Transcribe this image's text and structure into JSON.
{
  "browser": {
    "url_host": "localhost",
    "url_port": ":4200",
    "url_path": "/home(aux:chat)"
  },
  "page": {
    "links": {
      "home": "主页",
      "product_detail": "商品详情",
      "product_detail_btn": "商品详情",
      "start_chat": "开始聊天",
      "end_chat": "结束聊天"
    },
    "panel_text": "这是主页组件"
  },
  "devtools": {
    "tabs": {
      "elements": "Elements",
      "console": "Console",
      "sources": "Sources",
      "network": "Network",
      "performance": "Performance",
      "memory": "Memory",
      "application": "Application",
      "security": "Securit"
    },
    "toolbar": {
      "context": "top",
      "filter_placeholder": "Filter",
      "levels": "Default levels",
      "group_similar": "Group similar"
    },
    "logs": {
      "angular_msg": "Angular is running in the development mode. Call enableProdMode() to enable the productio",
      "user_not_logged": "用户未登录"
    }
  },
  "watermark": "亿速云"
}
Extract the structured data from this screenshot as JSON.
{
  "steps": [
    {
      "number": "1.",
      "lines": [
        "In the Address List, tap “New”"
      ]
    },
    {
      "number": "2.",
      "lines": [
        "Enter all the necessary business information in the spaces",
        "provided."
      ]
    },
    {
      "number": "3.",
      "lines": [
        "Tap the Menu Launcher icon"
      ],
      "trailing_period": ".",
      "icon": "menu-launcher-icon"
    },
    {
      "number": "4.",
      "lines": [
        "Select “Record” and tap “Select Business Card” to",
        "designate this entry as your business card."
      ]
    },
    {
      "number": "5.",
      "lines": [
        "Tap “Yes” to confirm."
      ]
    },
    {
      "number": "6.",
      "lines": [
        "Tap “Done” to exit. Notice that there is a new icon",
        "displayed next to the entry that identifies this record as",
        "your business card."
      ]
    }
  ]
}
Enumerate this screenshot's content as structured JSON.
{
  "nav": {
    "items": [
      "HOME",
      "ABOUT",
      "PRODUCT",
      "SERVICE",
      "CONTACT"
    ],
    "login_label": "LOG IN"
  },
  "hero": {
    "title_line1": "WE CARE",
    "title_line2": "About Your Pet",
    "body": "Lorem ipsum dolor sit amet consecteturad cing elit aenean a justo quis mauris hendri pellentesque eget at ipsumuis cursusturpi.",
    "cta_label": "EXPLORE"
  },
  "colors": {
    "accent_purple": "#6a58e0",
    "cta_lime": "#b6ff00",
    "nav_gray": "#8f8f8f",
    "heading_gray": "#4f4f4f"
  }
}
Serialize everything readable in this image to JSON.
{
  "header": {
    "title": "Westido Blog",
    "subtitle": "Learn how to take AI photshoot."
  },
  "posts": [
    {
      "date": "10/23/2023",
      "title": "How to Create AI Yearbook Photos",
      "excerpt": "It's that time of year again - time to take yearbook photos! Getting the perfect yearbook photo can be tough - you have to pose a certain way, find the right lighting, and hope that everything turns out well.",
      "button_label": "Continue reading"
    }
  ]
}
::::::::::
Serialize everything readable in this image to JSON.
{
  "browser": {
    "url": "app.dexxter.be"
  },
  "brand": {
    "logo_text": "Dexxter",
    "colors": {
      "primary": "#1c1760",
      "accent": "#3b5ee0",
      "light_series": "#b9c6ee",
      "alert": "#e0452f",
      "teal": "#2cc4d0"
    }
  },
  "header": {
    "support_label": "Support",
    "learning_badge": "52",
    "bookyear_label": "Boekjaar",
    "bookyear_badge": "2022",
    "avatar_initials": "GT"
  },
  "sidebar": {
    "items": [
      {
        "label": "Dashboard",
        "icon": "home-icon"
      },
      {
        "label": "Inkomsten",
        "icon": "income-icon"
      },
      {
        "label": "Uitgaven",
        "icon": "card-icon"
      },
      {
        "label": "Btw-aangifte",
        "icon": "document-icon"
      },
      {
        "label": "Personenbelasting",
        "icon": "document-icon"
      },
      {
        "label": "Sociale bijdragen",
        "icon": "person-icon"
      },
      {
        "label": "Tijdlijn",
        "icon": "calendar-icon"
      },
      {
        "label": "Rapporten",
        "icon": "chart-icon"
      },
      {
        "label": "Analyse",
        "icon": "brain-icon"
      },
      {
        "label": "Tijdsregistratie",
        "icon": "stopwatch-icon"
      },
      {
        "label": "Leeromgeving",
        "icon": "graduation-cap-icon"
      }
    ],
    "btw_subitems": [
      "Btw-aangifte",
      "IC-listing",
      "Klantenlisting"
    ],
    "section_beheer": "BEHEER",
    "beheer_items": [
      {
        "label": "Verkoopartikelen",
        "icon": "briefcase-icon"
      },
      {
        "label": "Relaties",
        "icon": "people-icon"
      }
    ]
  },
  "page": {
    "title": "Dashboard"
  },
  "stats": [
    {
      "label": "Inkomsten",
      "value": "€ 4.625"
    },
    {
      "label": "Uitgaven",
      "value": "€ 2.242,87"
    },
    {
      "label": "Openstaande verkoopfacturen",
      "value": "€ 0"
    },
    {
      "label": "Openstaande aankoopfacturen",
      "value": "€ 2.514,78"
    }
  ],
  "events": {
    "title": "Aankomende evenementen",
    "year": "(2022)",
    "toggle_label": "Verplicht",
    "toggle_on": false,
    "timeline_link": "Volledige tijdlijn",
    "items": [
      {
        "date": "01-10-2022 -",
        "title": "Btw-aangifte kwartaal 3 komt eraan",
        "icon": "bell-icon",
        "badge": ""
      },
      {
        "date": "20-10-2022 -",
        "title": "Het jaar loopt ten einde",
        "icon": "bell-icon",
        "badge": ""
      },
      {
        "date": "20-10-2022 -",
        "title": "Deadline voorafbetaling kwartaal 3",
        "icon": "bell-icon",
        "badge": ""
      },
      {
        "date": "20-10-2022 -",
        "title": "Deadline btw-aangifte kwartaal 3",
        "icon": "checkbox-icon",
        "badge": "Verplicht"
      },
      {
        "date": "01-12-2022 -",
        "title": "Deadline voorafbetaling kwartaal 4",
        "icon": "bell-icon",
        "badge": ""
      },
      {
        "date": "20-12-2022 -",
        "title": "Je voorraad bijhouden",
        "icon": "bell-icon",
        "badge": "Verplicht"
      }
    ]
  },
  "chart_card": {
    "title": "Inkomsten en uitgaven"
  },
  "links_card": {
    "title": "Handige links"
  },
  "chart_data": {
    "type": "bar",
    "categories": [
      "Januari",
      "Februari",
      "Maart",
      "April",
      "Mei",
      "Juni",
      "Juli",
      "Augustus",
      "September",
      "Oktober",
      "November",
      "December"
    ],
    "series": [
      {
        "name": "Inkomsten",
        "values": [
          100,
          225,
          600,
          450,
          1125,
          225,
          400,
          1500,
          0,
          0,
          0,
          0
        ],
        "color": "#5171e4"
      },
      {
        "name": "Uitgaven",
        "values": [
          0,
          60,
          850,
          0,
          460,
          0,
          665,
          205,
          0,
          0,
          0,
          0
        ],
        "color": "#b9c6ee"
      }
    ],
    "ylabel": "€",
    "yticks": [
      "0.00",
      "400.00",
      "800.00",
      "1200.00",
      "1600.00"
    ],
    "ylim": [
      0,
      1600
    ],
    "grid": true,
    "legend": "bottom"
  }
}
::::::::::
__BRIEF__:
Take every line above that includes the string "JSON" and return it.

__RESPONSE FOR THIS EXERCISE__:
Transcribe this image's text and structure into JSON.
Extract the structured data from this screenshot as JSON.
Enumerate this screenshot's content as structured JSON.
Serialize everything readable in this image to JSON.
Serialize everything readable in this image to JSON.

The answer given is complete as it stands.